Montessori toys. What makes a toy a Montessori toy?
If we adults are overstimulated by the vast array of toys available, can you imagine what that experience will be like for your child? Surrounded by toys that are too colorful, make noise, and contain too many parts, they can feel overwhelmed. So what guidelines can you use when choosing toys for your child?
The Montessori philosophy offers incredible wisdom in this arena and has resulted in thousands of hours of observation to study what children respond to in their environment and what they need or want. The Montessori philosophy can also provide extra convenience when buying toys.
5 characteristics of Montessori toys
- Montessori toys are simple
The best toys to give your toddlers are simply made toys. Your child is trying to make sense of the wild, wonderful world they have so recently encountered. They learn best when you give them organized information. For example, a simple puzzle with a triangle, a circle and a square in three different colors gives a toddler important information about shapes. These are three important geometric structures that they can distinguish between. They learn about the relationships between them as they take the pieces out and play with them. They understand that these shapes are connected without being distracted by some decorative elements or random shapes. If too much information is presented to a child through one toy, children cannot really learn what is needed through play.
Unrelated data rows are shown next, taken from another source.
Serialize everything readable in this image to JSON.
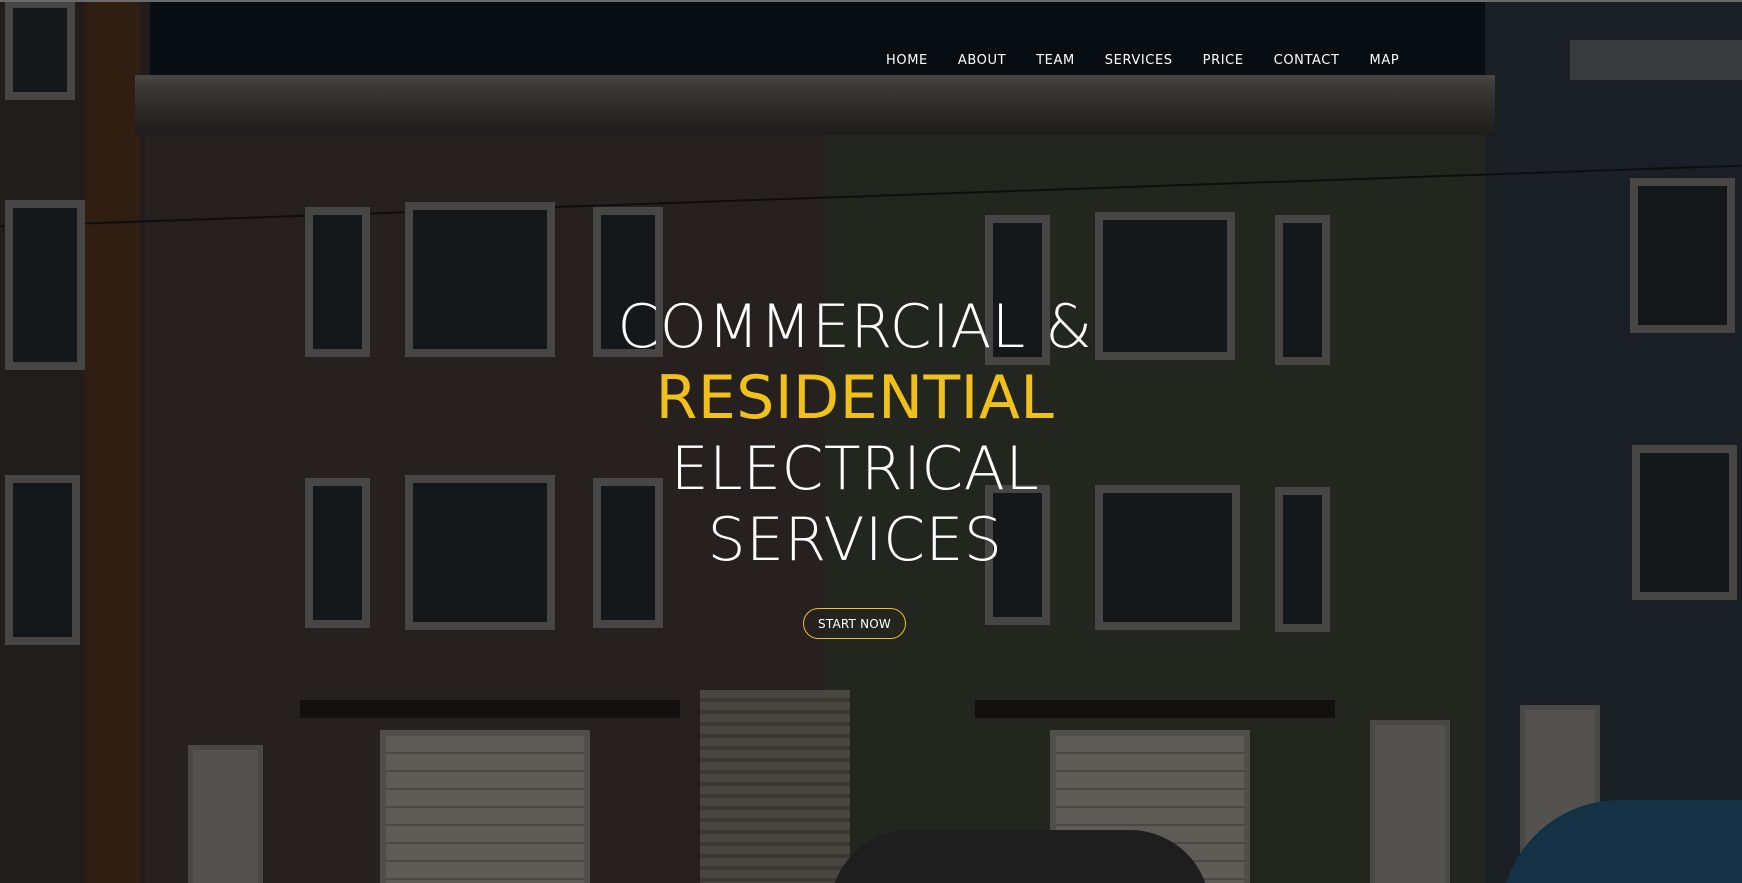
{
  "nav": {
    "items": [
      {
        "label": "HOME"
      },
      {
        "label": "ABOUT"
      },
      {
        "label": "TEAM"
      },
      {
        "label": "SERVICES"
      },
      {
        "label": "PRICE"
      },
      {
        "label": "CONTACT"
      },
      {
        "label": "MAP"
      }
    ]
  },
  "hero": {
    "line1": "COMMERCIAL &",
    "line2": "RESIDENTIAL",
    "line3": "ELECTRICAL",
    "line4": "SERVICES",
    "cta_label": "START NOW"
  },
  "colors": {
    "accent": "#f1c11b",
    "text": "#ffffff",
    "overlay": "rgba(0,0,0,0.48)"
  }
}
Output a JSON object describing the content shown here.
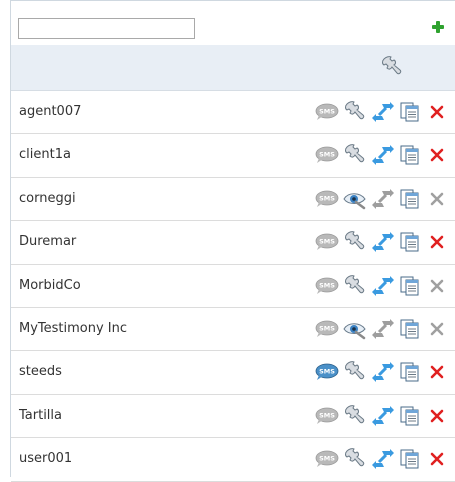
{
  "toolbar": {
    "search_value": "",
    "add_icon": "plus-icon"
  },
  "header": {
    "icon": "wrench-icon"
  },
  "colors": {
    "delete_active": "#e02020",
    "delete_disabled": "#a0a0a0",
    "add": "#2fa22f",
    "header_bg": "#e8eef5"
  },
  "rows": [
    {
      "name": "agent007",
      "sms_active": false,
      "tool": "wrench",
      "enabled": true
    },
    {
      "name": "client1a",
      "sms_active": false,
      "tool": "wrench",
      "enabled": true
    },
    {
      "name": "corneggi",
      "sms_active": false,
      "tool": "eye",
      "enabled": false
    },
    {
      "name": "Duremar",
      "sms_active": false,
      "tool": "wrench",
      "enabled": true
    },
    {
      "name": "MorbidCo",
      "sms_active": false,
      "tool": "wrench",
      "enabled": true,
      "delete_disabled": true
    },
    {
      "name": "MyTestimony Inc",
      "sms_active": false,
      "tool": "eye",
      "enabled": false
    },
    {
      "name": "steeds",
      "sms_active": true,
      "tool": "wrench",
      "enabled": true
    },
    {
      "name": "Tartilla",
      "sms_active": false,
      "tool": "wrench",
      "enabled": true
    },
    {
      "name": "user001",
      "sms_active": false,
      "tool": "wrench",
      "enabled": true
    }
  ],
  "icon_labels": {
    "sms": "SMS"
  }
}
- Montessori toys are based on reality
Before the age of six, your child's brain is relatively incapable of distinguishing between fantasy and reality. In order for them to develop a real imagination, but also a good relationship with the real world, they must first learn what the real world looks like. Read them books about real things like tigers in the rainforest, not some tiger driving a toy bus. Give them toys that have real-life counterparts that they can learn from. Leave behind all the toys with buttons and switches that make distracting and random noises. Beware of toys that imitate real life. A ball placed in the hole will roll down the ramp and stop at the end for your toddler to pick up again and roll some more. A real and visible toy bell that rings when your child ticks it.
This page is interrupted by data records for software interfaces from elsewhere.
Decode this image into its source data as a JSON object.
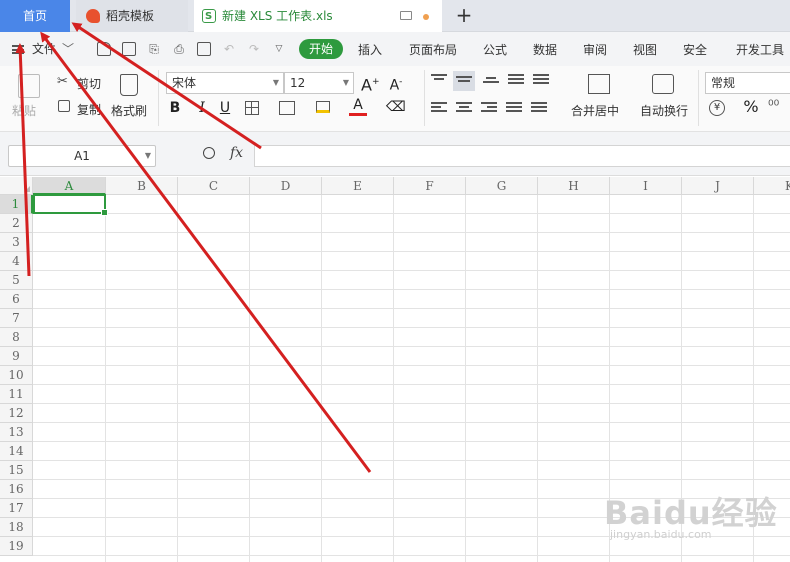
{
  "tabs": {
    "home": "首页",
    "docer": "稻壳模板",
    "sheet": "新建 XLS 工作表.xls",
    "add": "+"
  },
  "menu": {
    "file": "文件",
    "items": [
      "开始",
      "插入",
      "页面布局",
      "公式",
      "数据",
      "审阅",
      "视图",
      "安全",
      "开发工具"
    ],
    "active": "开始"
  },
  "ribbon": {
    "paste": "粘贴",
    "cut": "剪切",
    "copy": "复制",
    "format_painter": "格式刷",
    "font_name": "宋体",
    "font_size": "12",
    "bold": "B",
    "italic": "I",
    "underline": "U",
    "merge_center": "合并居中",
    "wrap_text": "自动换行",
    "number_format": "常规",
    "percent": "%"
  },
  "formula_bar": {
    "name_box": "A1",
    "fx": "fx",
    "value": ""
  },
  "grid": {
    "columns": [
      "A",
      "B",
      "C",
      "D",
      "E",
      "F",
      "G",
      "H",
      "I",
      "J",
      "K"
    ],
    "rows": [
      "1",
      "2",
      "3",
      "4",
      "5",
      "6",
      "7",
      "8",
      "9",
      "10",
      "11",
      "12",
      "13",
      "14",
      "15",
      "16",
      "17",
      "18",
      "19"
    ],
    "active_cell": "A1"
  },
  "watermark": {
    "brand": "Baidu经验",
    "url": "jingyan.baidu.com"
  },
  "colors": {
    "home_tab": "#4a86e8",
    "accent_green": "#2e9a3e",
    "annotation": "#d42020"
  }
}
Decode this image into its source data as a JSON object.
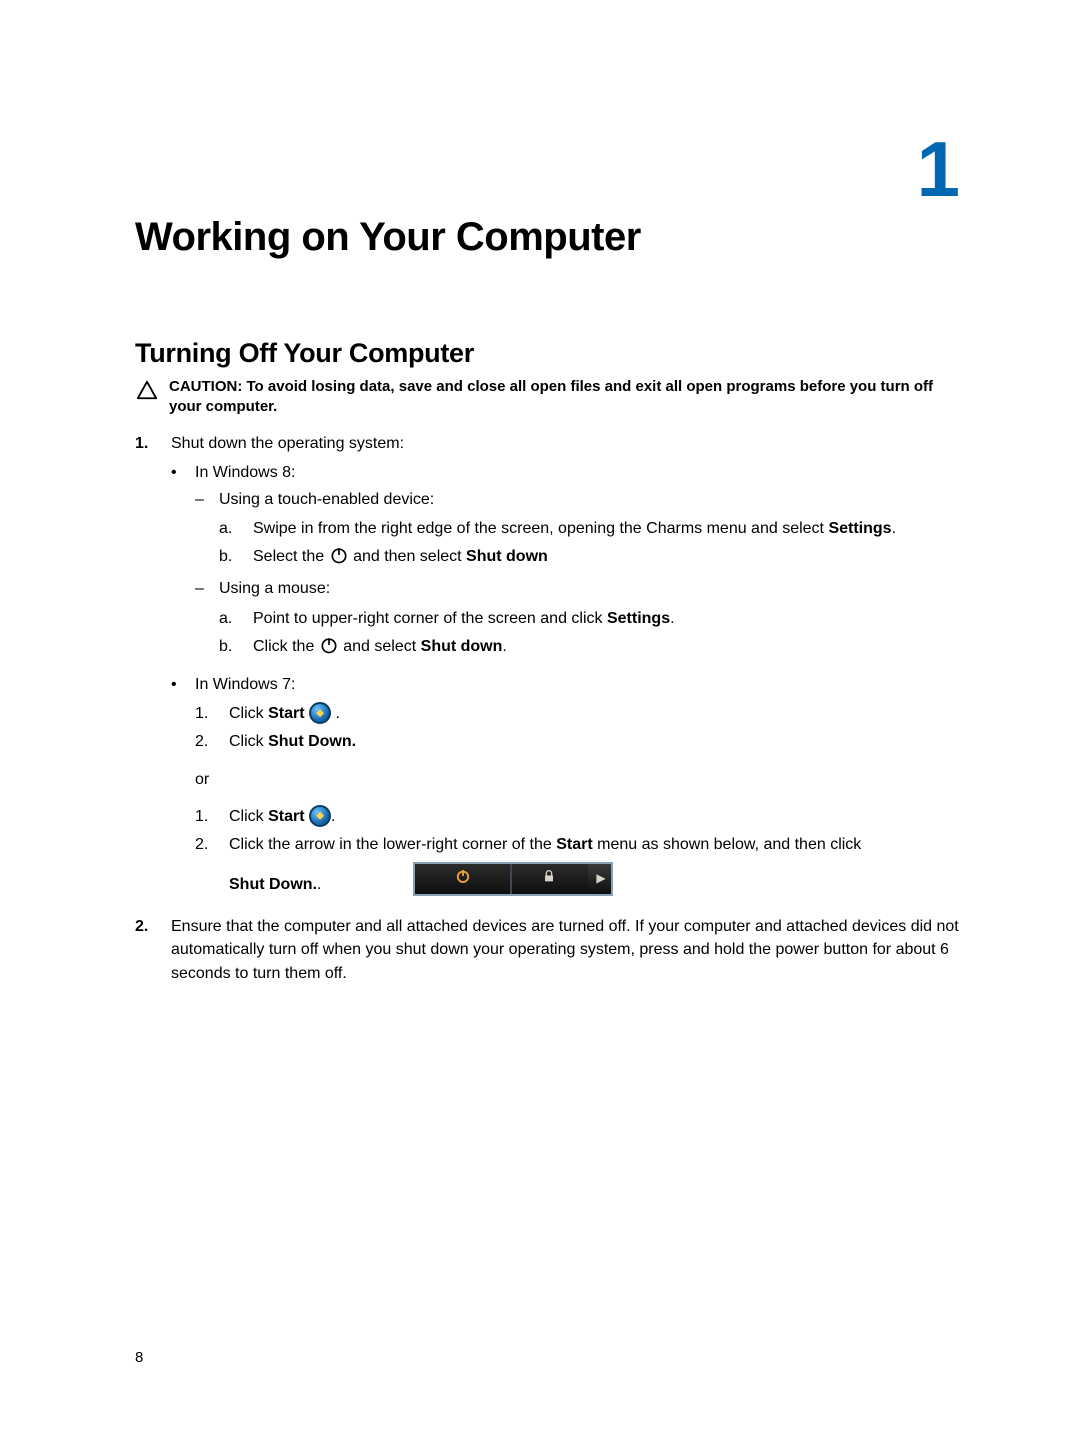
{
  "chapter_number": "1",
  "main_title": "Working on Your Computer",
  "section_title": "Turning Off Your Computer",
  "caution": {
    "label": "CAUTION:",
    "text": "To avoid losing data, save and close all open files and exit all open programs before you turn off your computer."
  },
  "steps": {
    "s1_label": "1.",
    "s1_text": "Shut down the operating system:",
    "win8_label": "In Windows 8:",
    "touch_label": "Using a touch-enabled device:",
    "touch_a_lab": "a.",
    "touch_a_pre": "Swipe in from the right edge of the screen, opening the Charms menu and select ",
    "touch_a_bold": "Settings",
    "touch_a_post": ".",
    "touch_b_lab": "b.",
    "touch_b_pre": "Select the ",
    "touch_b_mid": " and then select ",
    "touch_b_bold": "Shut down",
    "mouse_label": "Using a mouse:",
    "mouse_a_lab": "a.",
    "mouse_a_pre": "Point to upper-right corner of the screen and click ",
    "mouse_a_bold": "Settings",
    "mouse_a_post": ".",
    "mouse_b_lab": "b.",
    "mouse_b_pre": "Click the ",
    "mouse_b_mid": " and select ",
    "mouse_b_bold": "Shut down",
    "mouse_b_post": ".",
    "win7_label": "In Windows 7:",
    "w7a_1_lab": "1.",
    "w7a_1_pre": "Click ",
    "w7a_1_bold": "Start",
    "w7a_1_post": " .",
    "w7a_2_lab": "2.",
    "w7a_2_pre": "Click ",
    "w7a_2_bold": "Shut Down.",
    "or": "or",
    "w7b_1_lab": "1.",
    "w7b_1_pre": "Click ",
    "w7b_1_bold": "Start",
    "w7b_1_post": ".",
    "w7b_2_lab": "2.",
    "w7b_2_pre": "Click the arrow in the lower-right corner of the ",
    "w7b_2_bold": "Start",
    "w7b_2_post": " menu as shown below, and then click",
    "shutdown_final": "Shut Down.",
    "shutdown_final_post": ".",
    "s2_label": "2.",
    "s2_text": "Ensure that the computer and all attached devices are turned off. If your computer and attached devices did not automatically turn off when you shut down your operating system, press and hold the power button for about 6 seconds to turn them off."
  },
  "page_number": "8"
}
- Montessori toys are made from natural materials
Whenever possible, choose toys made from natural materials. A rattle made of wood or metal gives your child much more sense of their world than plastic items. The metal is initially cool to the touch and over time it warms up in their hands. Wood again has a variety of textures. Both metal and wood have an interesting "feel" for the baby. Plastic, on the other hand, is always the same temperature and either has no feel or feels foreign in the hand. Likewise, metal and wood add weight to toys when your toddler is working with puzzles, balls, and similar toys. They vary in feel and weight depending on size, while plastic needs plenty of material to feel weighty.
- Montessori materials are functional and constructive
All the toys we give our children should require their participation and action when playing. The best toys for the development of our toddlers allow them to explore the world around them and involve their own will, decisions and thoughts. They should not be passive spectators to some adult's ideas about entertainment. They need to be able to use their creativity, build and communicate while playing, learning about the world around them and its possibilities.
- Montessori games limit children's choices
Give children limited choice in your toy selection. Too much choice is a source of dissatisfaction - it's harder for kids to decide what they want to play with, and it's harder for them to respect the toy they choose. Instead of focusing on the toy and fully enjoying its purpose and value, they move from one toy to another, confusing themselves and gradually becoming more and more restless. The ideal number of toys only increases as the child grows older, but also depends on his character. Changing their collections from time to time gives them time to fully explore and use all the toys they have.
With so many options available in today's world, it is increasingly difficult to choose beautiful toys that suit the needs of children and develop them according to their level.
Using these guidelines can help you make better choices and make a good decision when buying educational toys for your children.